Only lines that contain the string "content" should be returned from the material below.

#####

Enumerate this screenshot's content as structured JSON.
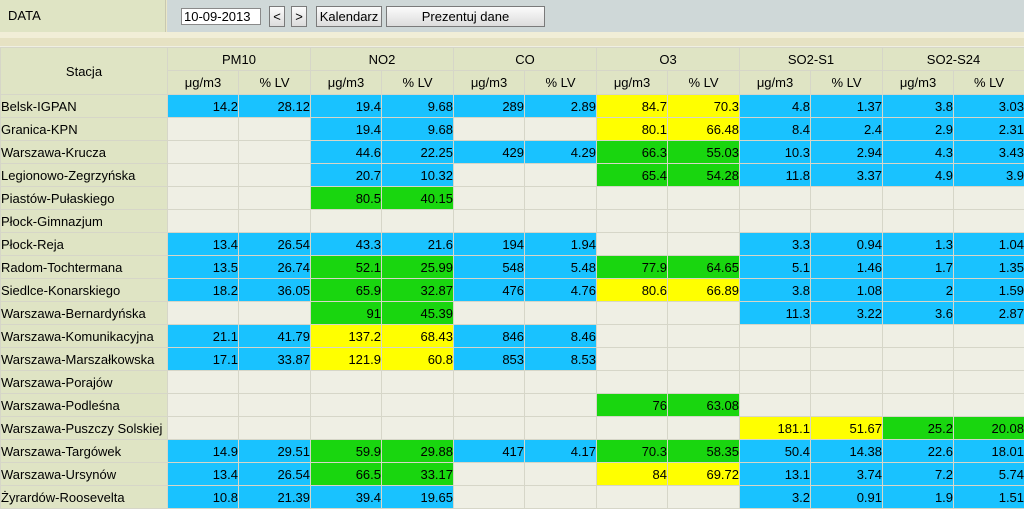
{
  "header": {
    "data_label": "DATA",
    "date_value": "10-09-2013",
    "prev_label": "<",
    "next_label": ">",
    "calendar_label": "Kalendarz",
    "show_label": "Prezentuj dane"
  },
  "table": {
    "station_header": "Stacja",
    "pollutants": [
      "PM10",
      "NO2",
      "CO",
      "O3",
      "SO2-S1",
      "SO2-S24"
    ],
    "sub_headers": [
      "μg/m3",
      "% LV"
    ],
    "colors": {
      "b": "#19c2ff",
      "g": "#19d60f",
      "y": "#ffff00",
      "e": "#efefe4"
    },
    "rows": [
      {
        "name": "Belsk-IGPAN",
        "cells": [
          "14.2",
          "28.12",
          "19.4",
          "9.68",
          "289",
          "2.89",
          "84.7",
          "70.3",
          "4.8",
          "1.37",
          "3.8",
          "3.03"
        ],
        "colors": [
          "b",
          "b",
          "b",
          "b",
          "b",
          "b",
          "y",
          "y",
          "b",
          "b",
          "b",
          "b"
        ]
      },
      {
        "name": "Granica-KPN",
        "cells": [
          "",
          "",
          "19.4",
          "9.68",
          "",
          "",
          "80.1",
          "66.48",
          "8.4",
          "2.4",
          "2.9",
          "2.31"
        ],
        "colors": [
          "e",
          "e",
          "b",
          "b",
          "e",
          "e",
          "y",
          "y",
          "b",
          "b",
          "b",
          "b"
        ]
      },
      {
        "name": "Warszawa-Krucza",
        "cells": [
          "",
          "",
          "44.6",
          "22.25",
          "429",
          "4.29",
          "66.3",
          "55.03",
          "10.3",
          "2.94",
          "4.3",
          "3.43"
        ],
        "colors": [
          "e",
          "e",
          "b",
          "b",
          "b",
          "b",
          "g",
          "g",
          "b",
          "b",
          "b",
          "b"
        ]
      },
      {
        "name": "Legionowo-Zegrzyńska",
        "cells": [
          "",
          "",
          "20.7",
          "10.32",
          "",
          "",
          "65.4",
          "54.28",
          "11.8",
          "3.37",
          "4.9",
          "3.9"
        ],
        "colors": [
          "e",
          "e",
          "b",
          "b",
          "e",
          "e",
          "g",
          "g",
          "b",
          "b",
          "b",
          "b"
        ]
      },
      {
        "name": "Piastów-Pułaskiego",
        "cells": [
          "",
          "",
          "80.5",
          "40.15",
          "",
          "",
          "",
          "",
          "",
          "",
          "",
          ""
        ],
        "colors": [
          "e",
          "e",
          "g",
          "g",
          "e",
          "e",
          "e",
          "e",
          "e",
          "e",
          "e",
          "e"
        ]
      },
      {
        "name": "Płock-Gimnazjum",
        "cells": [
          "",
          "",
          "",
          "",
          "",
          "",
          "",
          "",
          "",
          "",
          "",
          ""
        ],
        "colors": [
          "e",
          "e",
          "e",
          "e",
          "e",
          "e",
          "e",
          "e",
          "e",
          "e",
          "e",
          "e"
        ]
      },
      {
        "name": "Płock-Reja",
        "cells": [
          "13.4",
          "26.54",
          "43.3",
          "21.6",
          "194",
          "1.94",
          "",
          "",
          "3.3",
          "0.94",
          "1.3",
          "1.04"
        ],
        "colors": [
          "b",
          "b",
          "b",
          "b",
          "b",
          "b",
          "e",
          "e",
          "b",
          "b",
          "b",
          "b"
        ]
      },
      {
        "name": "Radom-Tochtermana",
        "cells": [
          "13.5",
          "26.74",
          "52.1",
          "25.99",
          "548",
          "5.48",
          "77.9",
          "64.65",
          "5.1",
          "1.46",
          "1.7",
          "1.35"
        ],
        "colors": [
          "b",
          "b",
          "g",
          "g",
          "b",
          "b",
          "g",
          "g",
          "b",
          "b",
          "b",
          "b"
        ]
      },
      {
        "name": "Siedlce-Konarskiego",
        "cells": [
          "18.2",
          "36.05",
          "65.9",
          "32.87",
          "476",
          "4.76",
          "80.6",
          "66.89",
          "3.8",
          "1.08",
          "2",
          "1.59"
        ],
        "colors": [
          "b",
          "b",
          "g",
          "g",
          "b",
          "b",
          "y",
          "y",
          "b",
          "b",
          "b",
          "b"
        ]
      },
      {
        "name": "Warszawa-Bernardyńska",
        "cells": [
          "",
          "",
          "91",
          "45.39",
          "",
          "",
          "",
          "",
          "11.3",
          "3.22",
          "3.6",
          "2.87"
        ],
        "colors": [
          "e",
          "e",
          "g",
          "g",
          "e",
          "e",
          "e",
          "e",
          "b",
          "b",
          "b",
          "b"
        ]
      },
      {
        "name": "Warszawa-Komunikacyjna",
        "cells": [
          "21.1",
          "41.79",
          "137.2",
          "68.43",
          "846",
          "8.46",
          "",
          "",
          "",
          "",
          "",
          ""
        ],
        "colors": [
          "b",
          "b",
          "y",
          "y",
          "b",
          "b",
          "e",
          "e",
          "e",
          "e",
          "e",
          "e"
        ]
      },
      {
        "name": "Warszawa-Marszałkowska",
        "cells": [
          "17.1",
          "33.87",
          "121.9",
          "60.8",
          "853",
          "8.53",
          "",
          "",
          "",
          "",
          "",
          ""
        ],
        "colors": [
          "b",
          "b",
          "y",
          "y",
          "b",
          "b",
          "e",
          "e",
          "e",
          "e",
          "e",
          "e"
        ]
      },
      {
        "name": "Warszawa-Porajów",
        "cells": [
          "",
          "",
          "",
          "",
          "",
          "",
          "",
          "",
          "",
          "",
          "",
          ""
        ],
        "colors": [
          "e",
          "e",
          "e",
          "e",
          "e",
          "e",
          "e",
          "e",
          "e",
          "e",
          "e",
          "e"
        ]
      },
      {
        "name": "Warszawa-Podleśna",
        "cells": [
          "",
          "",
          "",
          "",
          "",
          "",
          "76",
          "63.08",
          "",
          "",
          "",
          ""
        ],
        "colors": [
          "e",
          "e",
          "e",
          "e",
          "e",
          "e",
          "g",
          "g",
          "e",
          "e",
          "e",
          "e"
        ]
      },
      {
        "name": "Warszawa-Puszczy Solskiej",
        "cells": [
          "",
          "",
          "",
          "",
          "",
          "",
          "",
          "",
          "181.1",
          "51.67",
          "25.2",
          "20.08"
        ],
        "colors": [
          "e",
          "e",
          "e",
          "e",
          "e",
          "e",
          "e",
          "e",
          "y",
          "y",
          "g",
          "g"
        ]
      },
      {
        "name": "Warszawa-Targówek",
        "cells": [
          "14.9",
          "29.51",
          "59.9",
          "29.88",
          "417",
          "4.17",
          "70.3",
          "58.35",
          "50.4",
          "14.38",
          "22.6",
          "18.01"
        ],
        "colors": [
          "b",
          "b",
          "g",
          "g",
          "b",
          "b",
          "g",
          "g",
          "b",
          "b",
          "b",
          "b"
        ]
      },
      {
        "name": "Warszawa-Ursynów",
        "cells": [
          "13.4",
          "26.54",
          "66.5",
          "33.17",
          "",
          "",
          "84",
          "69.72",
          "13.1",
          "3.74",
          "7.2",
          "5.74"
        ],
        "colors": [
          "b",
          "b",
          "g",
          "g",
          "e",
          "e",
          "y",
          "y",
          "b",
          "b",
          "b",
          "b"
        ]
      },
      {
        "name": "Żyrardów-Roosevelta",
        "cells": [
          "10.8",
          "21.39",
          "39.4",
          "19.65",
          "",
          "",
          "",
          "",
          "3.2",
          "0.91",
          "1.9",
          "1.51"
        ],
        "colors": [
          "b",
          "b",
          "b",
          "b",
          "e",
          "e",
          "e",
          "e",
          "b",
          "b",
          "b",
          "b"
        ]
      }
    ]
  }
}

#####

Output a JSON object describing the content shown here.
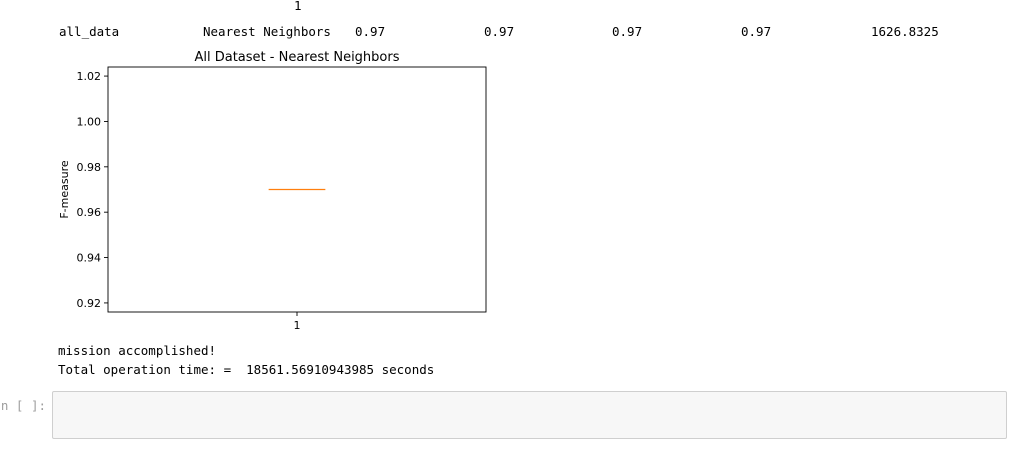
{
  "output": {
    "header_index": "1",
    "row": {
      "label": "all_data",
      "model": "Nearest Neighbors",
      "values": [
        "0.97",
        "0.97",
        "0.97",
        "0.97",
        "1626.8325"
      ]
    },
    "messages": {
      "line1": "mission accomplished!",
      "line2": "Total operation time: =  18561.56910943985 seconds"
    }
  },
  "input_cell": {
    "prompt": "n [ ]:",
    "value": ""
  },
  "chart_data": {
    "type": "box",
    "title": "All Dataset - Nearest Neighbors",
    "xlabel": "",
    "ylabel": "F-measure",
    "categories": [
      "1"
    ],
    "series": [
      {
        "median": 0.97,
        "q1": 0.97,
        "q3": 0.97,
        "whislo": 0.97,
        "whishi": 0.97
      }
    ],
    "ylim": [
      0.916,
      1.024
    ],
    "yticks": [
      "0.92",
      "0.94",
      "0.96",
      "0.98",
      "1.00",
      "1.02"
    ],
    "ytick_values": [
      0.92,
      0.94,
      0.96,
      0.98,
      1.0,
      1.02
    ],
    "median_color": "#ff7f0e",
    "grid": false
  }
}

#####

(Written solution)
Enumerate this screenshot's content as structured JSON.
Output a JSON object describing the content shown here.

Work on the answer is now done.